Keep in mind, even though someone might be falsely accused of intimidation, this should not be construed as an indication that one should only draw your firearm, or even place your hand on a holstered firearm unless you are justified to shoot. In our estimation, there are certainly situations where visibly placing your hand on your firearm or even drawing the firearm may be justified despite the fact that you may not be justified in pressing the trigger. We will just say that the topic is extremely well covered in Massad Ayoob’s MAG 40 class, and you should take that class if you have not already done so. If you are a MAG 40 grad, we encourage you to review your notes. Please also review the Network DVDs you were provided when you joined the Network. We believe the evidence is clear that a firearm can have a life-saving deterrent effect in some situations even without firing a shot. Take a look at the work of Dr. John Lott or Professor Gary Kleck for evidence that there are upward of three million defensive gun uses in this country per year–most never requiring the discharge of the firearm.
Although beyond the scope of legal analysis, we would suggest to you that gun handling proficiency, in terms of presentation from concealment, can help you avoid displaying a handgun if that is preferable under the circumstances. Obviously, if you can present a handgun from concealment in 1 to 1.5 seconds, you will be afforded more opportunity to avoid problems associated with displaying a handgun than someone who takes longer to present from concealment. This is simply an example of how honing your skills can potentially help you avoid legal issues. This question also brings to mind the issue of pocket carry with an appropriate pocket carry holster. Although there are downsides to pocket carry, one advantage is that you can potentially have your hand on your firearm in your pocket thus avoiding display, if appropriate.

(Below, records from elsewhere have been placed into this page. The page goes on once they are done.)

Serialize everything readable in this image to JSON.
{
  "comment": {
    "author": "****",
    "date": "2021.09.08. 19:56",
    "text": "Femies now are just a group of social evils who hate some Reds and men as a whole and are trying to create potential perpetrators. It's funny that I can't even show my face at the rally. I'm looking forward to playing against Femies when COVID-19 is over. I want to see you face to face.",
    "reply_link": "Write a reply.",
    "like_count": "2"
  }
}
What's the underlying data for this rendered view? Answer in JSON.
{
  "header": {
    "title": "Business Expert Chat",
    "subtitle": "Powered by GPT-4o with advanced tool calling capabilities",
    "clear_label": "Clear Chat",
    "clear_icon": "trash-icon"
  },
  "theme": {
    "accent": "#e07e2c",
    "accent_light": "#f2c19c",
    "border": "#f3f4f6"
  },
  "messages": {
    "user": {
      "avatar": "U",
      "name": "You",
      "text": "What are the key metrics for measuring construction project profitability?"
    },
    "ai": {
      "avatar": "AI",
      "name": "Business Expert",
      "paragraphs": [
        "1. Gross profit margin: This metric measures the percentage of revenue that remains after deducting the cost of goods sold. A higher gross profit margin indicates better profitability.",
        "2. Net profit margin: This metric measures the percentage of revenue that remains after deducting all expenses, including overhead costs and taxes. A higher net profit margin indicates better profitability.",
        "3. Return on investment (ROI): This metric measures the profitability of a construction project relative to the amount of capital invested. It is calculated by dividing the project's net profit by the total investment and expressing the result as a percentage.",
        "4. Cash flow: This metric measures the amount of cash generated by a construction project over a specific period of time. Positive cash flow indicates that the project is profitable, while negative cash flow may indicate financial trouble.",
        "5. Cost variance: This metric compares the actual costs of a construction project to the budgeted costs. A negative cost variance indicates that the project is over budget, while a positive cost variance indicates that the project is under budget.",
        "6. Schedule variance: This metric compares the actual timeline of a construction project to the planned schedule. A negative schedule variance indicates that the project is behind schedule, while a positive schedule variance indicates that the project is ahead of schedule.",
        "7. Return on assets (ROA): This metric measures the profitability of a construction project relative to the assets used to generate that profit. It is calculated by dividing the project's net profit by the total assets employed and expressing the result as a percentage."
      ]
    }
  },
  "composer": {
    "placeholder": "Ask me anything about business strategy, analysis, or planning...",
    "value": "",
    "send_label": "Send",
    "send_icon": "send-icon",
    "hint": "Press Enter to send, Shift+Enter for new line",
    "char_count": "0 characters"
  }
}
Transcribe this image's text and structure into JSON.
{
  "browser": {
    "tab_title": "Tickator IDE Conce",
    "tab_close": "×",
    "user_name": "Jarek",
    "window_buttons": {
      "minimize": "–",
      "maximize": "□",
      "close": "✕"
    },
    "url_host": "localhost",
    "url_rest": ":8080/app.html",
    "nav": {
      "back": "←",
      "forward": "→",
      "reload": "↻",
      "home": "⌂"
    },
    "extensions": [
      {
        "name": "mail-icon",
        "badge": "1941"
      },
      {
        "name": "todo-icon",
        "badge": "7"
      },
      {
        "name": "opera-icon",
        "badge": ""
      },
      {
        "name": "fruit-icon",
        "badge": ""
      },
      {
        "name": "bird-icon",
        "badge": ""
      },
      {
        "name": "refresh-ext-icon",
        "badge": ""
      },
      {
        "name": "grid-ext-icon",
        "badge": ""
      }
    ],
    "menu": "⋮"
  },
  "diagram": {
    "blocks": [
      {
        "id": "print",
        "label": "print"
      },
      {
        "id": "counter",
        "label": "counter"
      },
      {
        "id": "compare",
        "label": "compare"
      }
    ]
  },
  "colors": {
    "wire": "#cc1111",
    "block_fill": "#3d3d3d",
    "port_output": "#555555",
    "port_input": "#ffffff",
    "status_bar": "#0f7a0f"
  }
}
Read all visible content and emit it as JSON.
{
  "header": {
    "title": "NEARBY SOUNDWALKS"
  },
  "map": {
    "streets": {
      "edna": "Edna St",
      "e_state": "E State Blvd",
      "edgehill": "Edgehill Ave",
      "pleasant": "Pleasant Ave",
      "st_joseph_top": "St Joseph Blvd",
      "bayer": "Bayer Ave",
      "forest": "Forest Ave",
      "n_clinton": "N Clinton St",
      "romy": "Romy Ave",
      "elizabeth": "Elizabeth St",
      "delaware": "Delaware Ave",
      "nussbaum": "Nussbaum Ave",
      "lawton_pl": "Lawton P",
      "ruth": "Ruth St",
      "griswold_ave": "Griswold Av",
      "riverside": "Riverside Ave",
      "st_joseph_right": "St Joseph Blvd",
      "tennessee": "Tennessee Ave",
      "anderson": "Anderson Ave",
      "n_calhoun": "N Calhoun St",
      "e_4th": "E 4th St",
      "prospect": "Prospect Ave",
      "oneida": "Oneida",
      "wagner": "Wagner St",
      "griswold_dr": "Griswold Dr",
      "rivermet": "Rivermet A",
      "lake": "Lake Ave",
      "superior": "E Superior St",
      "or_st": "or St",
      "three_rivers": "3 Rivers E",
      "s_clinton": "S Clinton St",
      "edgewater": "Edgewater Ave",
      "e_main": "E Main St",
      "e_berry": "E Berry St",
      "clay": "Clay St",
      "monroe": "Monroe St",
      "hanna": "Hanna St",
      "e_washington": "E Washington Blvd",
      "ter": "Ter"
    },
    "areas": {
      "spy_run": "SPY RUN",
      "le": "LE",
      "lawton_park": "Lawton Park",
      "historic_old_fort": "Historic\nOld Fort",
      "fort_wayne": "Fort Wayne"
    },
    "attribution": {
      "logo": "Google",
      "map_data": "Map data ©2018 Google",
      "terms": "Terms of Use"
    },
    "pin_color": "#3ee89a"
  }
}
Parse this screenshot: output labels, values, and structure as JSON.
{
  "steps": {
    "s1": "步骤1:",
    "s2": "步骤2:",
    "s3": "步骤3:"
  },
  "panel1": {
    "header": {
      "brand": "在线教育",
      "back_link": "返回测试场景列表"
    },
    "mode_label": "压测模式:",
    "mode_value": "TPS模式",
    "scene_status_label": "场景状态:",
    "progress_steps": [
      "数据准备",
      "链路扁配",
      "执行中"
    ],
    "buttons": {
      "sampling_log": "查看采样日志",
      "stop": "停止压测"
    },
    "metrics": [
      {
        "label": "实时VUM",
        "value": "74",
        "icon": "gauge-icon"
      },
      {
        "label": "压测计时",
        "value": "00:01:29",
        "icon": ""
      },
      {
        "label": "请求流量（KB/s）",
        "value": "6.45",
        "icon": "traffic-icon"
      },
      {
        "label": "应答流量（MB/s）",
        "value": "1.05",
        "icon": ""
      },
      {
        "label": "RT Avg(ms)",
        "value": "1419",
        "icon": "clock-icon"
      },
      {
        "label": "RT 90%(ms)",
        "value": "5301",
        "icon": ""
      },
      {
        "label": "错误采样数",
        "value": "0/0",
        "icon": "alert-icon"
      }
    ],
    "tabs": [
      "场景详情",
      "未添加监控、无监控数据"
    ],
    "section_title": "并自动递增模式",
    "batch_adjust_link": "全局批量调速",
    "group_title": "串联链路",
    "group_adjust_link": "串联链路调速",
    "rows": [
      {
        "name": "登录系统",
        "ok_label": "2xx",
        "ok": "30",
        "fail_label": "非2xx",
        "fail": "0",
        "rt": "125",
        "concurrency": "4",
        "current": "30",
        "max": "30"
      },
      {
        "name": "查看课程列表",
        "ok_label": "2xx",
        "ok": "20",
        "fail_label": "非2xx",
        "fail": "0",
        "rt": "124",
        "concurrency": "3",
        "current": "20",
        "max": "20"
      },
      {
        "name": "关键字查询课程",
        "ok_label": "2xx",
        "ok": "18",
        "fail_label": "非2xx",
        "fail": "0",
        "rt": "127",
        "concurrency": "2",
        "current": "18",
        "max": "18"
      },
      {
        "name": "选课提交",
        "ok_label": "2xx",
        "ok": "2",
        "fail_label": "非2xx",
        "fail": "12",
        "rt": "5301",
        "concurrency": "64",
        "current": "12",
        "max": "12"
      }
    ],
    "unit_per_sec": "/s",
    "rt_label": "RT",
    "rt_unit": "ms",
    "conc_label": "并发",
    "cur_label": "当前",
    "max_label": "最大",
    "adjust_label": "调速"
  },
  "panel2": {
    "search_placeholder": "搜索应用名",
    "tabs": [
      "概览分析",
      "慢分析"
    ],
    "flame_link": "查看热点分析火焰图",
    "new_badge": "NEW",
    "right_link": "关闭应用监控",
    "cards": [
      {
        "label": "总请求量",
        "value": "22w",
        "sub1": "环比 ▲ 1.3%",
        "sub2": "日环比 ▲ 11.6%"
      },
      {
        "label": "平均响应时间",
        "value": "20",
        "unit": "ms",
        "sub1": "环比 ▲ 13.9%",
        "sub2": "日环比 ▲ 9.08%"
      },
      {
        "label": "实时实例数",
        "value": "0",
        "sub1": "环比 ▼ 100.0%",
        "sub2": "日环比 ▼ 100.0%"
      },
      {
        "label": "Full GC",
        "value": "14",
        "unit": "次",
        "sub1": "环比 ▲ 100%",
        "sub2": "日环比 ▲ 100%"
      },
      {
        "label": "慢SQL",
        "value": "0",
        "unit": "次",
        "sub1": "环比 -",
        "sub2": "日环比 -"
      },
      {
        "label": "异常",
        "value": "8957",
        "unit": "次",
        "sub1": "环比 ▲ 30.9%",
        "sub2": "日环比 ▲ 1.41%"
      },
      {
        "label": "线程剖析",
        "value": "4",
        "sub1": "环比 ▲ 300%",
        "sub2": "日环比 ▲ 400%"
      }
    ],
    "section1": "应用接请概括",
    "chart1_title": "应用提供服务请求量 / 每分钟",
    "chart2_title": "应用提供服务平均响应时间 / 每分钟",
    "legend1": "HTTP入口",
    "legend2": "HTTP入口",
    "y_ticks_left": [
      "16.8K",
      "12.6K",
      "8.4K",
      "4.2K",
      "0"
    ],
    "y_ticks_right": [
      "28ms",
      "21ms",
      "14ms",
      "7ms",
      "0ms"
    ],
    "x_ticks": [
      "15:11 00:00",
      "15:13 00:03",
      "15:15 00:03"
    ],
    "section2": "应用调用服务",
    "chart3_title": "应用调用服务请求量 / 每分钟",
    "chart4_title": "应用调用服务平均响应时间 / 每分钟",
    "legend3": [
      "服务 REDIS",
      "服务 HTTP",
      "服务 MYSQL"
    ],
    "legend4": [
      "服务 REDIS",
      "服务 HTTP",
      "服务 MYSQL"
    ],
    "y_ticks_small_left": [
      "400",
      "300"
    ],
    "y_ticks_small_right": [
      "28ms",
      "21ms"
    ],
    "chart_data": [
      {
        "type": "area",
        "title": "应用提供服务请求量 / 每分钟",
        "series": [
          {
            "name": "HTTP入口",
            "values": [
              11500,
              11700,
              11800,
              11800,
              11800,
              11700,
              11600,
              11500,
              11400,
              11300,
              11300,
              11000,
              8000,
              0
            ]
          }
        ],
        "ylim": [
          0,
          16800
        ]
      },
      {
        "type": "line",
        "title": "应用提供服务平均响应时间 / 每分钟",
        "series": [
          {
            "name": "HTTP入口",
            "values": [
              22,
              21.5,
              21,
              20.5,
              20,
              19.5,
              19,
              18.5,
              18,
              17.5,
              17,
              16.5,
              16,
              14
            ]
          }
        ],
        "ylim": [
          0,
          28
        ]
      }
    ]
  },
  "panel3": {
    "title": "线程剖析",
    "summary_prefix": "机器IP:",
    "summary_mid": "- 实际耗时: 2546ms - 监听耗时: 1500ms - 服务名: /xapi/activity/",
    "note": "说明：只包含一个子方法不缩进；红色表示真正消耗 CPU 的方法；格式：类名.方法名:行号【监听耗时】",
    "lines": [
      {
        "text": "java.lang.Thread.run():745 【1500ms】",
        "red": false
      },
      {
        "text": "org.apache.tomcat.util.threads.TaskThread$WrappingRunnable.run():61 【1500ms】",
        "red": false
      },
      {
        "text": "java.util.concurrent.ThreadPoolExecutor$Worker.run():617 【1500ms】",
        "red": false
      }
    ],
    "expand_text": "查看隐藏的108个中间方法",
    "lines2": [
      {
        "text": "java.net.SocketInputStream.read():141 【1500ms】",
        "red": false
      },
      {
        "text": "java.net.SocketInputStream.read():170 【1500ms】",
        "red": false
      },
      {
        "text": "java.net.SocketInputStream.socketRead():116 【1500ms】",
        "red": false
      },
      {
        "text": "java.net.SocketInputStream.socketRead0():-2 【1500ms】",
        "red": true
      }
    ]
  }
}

To minimize the chances of being charged with intimidation, one should call 911 to report the encounter. Generally, by calling 911 first, you will be labeled the victim by default, which is consistent with the truth. It could also ameliorate the consequences of a bad guy calling and falsely reporting you as some crazy person waving a gun.
Marc S. Russo
25 Plaza Street West Apt 1-K, Brooklyn, NY 11217
It’s different in my state (NY). A completed assault requires an actual injury. Merely touching a gun wouldn’t even be an attempt. However, unless justified it could be considered menacing, coercion, and/or criminal use of a firearm. This would be so even if one didn’t touch the gun. I would counsel anyone against displaying, brandishing, or even verbally threatening the use of a gun unless circumstances allowing its actual legal use are present.
Kevin L. Jamison
2614 NE. 56th Terrace, Kansas City, MO 64119
If a threat is recognized, and that is several columns all by itself, self defense is a defense to a charge of brandishing.
A big “Thank You!” to our affiliated attorneys for their comments. Please return next month when we ask our affiliated attorneys for their thoughts on a new topic.
To read more of this month's journal, please click here.